Tactician is really flexible, you can change almost anything about it. This page walks you through setting up a Command Bus that executes Commands by passing them to a matching Handler.
Along the way, we’ll show you the important parts of Tactician so you can tweak them yourself.
1. Handler Method
First, what method do you want to call on your Handlers when they receive a command? This is determined by the
Assuming we have a Command class called
RentMovieCommand, this table shows you what each inflector does:
|Handler Method||Class to use||Notes|
||Easy to read, easy to guess|
||Lets you handle multiple commands on the same class|
||Same as HandleClassName but shaves any -Command suffix off your class|
||Good for invokable classes or closures.|
If you’d like to do something custom here, just implement the
MethodNameInflector interface. All you need to do is return the string name of the method to call. This inflector will also receive the command and handler so you can use Reflection on them if you want.
2. Command Naming
In order to load a Handler, we need to identify which Command we’re dealing with. That’s the job of the CommandNameExtractor classes: they accept an incoming command and then return a string name for it we can use to identify the command.
Most of the time, this is just the Command’s class name but Tactician ships with a couple of different strategies:
||The simplest name extractor, just returns the class name of the Command.|
||Expects each Command to implement the
3. Loading Your Handlers
Now that we’ve got a Command’s name, we can use it to load the actual Handler class.
The actual loading is done by the
HandlerLocator classes. If you’re using a Tactician framework module/bundle/provider, you should probably use the custom loader for that framework, but any locator will work.
The complete list of options are:
|In Memory||Maps Command Name to an existing Handler instance.|
|Callable||Loads Commands from a callable (closure or
|Container||Maps Command Name to a container-interop Container instance.|
|Symfony Container||Maps Command Name to Symfony service container tags|
Configuring the Locator will vary depending on which Locator you use. Some will work with DI containers, some just use plain PHP arrays, so check the class itself.
If you’d like to wrap a DI container and there isn’t an existing adapter, the easiest solution is to use the CallableLocator and pass it a callable like
You can also implement a custom Locators by implementing the HandlerLocator interface. This is just a single method that receives the Command Name as a string and returns the appropriate Handler.
4. Creating the Command Bus
Now that you’ve chosen a Locator, NameExtractor and MethodNameInflector, you need to pass them to the Command Bus for execution. In Tactician, there’s one “core” command bus that you should always use: the CommandBus.
On its own, the CommandBus doesn’t do much. It accepts a list of Middleware and passes the Command through each of them. Really, the CommandBus is just a place to hang all of the Middleware plugins together in a consistent way.
use League\Tactician\CommandBus; // This command bus receives an empty list of middleware and does nothing. $commandBus = new CommandBus();

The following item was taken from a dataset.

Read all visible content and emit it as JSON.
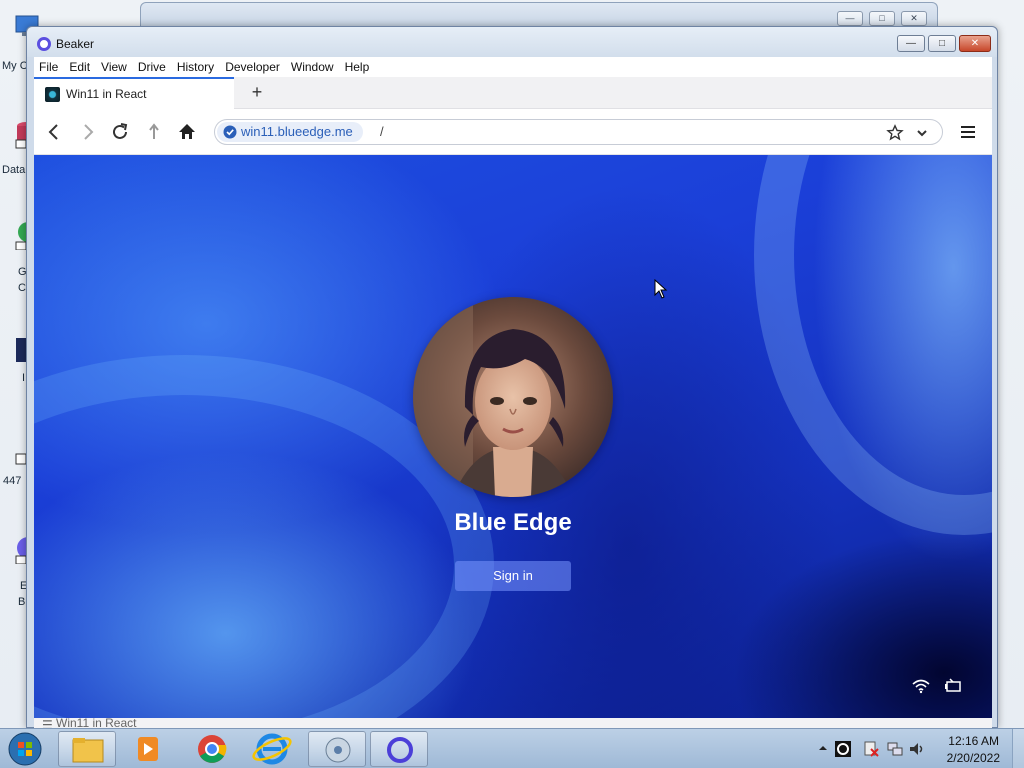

To actually process the commands, we need to add Middleware.
The most important piece of Middleware is the CommandHandlerMiddleware. This class uses the Handler and MethodNameInflector we created above to find the right Handler and execute it.
Pass that configured Middleware to your CommandBus and you’re ready to rock.
// Choose our method name $inflector = new HandleClassNameInflector(); // Choose our locator and register our command $locator = new InMemoryLocator(); $locator->addHandler(new RentMovieHandler(), RentMovieCommand::class); // Choose our Handler naming strategy $nameExtractor = new ClassNameExtractor(); // Create the middleware that executes commands with Handlers $commandHandlerMiddleware = new CommandHandlerMiddleware($nameExtractor, $locator, $inflector); // Create the command bus, with a list of middleware $commandBus = new CommandBus([$commandHandlerMiddleware]);
5. Other Middleware
Now that you’ve got the core Command Bus functionality up and running, you can customize it further by adding other middleware that change the behavior.
For example, we recommend using the LockingMiddleware, since that will prevent one command from being executed while another is already running.
Building on our previous example:
$commandBus = new CommandBus( [ new LockingMiddleware(), new CommandHandlerMiddleware($locator, $inflector) ] );
You can create your own custom Middleware by implementing the Middleware interface.
Tactician aims to ship with lots of useful decorators, you can find a complete list in the menu.
If you’ve read this far down but you’re still curious, take a look at the examples directory on Github.
Also, if you’ve implemented something custom for Tactician, from Inflectors to Middleware, please send us a pull request so we can share it with other Tactician users. We’d really appreciate it.